Taking the Long View
Climate Change Consultation – Have your say
What do Victoria University of Wellington, Syracuse University and the University of London have in common?
Also Dunedin City Council, Minneapolis, Paris and Lismore City Council in New South Wales?
And the Church of England and the Guardian Media Group?
They have all responded to the call from 350.org and agreed to divest fossil fuels from their financial portfolios. There is a clear moral reason for doing so and a financial one, too.
To give young people and generations to come any chance of a decent future, we must limit the planet to no more than 2°C of warming. Our CO2 “budget” to stay within this limit will be all gone by 2035 at our current burn rate.
Add to this the fact that known fossil fuel reserves are about five times what we can safely consume and the magnitude of our challenge is clear.
We needn’t count on the Exxons and Shells of the world to show leadership on any sort of “leave it in the ground” policy. Nor are governments yet leading the way.
Our own Government is a good case in point. Given the surplus of known world reserves and the climate change dangers we now face, we need to ask: Why look for more? And especially: Why pursue an extreme energy policy like offshore drilling in deep and treacherous waters?
The universities, cities and organisations noted above – and many others like them – aren’t waiting around for answers. Their actions are a vote for the future and a small step in helping to erode the social license of fossil fuel companies.
“Divestment serves to delegitimise the business models of companies that are using investor’s money to search for yet more coal, oil and gas that can’t safely be burned,” notes the Guardian.
Their financial viability will really be jeopardised when the time comes that governments around the world, collectively, agree to restrict – even prohibit – fossil fuel extraction. And come it must.
The next time governments of the world have a chance to do something meaningful to address climate change is at an international meeting this December in Paris. New Zealand must put forward a target to reduce emissions after 2020 ahead of the Paris negotiations.
To this end, the Government has asked for our opinions. This is a welcome but surprising opportunity. What’s not surprising is how little notice was provided, how short the consultation period is, and how poorly it has been advertised.
But what else to expect from a Government that has watered down and back tracked on the climate change efforts of previous governments, set current reduction targets pitifully below anything scientists say are necessary, allowed emissions to continually rise during its time in office, and has no realistic plan in place to turn things around?
The consultation document provided by the Government – to guide our thinking and help us make a useful submission – is biased and incomplete. It takes a narrow view of “costs”, uses our agricultural emissions as an excuse, and reminds what a small player we are in the big picture.

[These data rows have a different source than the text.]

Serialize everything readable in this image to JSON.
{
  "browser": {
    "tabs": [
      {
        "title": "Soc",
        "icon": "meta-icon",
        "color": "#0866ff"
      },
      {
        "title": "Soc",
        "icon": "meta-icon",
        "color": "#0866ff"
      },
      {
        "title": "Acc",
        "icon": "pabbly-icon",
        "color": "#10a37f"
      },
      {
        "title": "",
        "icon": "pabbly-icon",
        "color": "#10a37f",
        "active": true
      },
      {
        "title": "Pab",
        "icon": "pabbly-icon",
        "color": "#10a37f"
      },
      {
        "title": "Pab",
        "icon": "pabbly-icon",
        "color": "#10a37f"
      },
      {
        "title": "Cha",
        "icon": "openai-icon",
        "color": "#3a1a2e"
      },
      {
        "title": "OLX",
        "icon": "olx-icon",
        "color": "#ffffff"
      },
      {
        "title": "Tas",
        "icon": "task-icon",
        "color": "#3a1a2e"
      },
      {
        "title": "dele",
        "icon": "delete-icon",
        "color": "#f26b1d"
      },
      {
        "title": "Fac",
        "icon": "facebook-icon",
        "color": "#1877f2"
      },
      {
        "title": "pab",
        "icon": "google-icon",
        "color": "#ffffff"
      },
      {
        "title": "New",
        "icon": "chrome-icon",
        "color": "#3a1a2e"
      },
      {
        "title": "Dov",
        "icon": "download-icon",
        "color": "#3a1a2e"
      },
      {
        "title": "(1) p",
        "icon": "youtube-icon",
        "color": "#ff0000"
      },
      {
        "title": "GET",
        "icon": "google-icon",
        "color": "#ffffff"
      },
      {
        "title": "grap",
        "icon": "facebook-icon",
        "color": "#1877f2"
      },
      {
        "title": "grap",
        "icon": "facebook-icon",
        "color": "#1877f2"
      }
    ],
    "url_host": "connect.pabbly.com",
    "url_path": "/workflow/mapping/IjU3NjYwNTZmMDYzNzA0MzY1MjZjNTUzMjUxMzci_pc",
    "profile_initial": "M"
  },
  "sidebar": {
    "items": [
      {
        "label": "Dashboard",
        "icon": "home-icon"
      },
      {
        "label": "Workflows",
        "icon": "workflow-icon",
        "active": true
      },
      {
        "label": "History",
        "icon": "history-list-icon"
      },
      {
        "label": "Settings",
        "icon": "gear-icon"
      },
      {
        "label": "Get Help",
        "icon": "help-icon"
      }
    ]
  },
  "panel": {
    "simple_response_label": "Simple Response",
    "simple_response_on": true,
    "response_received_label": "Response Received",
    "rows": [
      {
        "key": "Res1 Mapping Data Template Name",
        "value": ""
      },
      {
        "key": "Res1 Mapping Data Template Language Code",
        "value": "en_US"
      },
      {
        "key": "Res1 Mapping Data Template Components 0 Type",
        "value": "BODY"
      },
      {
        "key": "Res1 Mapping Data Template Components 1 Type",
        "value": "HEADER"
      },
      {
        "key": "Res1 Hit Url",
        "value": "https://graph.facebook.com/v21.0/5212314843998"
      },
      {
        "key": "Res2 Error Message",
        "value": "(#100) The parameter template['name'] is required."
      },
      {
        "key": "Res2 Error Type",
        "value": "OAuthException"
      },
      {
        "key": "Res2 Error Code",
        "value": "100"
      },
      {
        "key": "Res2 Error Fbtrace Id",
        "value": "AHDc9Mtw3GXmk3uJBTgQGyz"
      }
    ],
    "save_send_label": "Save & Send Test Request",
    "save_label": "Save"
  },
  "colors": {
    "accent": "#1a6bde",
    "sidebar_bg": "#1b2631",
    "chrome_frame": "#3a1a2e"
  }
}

It poses a series of questions surely based on the premise: If we ask the questions we like, we’ll get the answers we want.
This hasn’t gone unnoticed by people in the know. At the consultation meeting in Auckland, Barry Coates, former CEO of Oxfam New Zealand and #16 on the Green Party list, gave an impassioned and eloquent presentation.
“One of the crucial flaws arises from the ridiculous financial modelling exercise in the consultation document,” said Coates. “It contends climate change action will cost the economy and households money and quantifies that as a form of scare tactic.
“But it ignores all of the other costs and benefits. It ignores the costs of climate impacts like droughts and floods, the costs to future generations, the costs to vulnerable communities in the Pacific and elsewhere.
“It ignores the co-benefits from taking action on the environment (better health from walking and cycling, warm dry homes, liveable cities). It ignores business opportunities from the growth in clean technology. And it ignores non-monetary values like biodiversity, humanitarian suffering of those bearing climate impacts, and the disproportionate impact on low income households.”
You can bet the Government will devote more time, energy, money and commitment to consultation on a new flag, even though the Church of England calls climate change the most pressing moral issue of our time.
We can each tell the Government what we think. Deadline for submissions is 5:00 p.m., Wednesday June 3. Make your voice heard.
Gord Stewart is an environmental sustainability consultant. He does project work for government, industry, and non-profit organisations.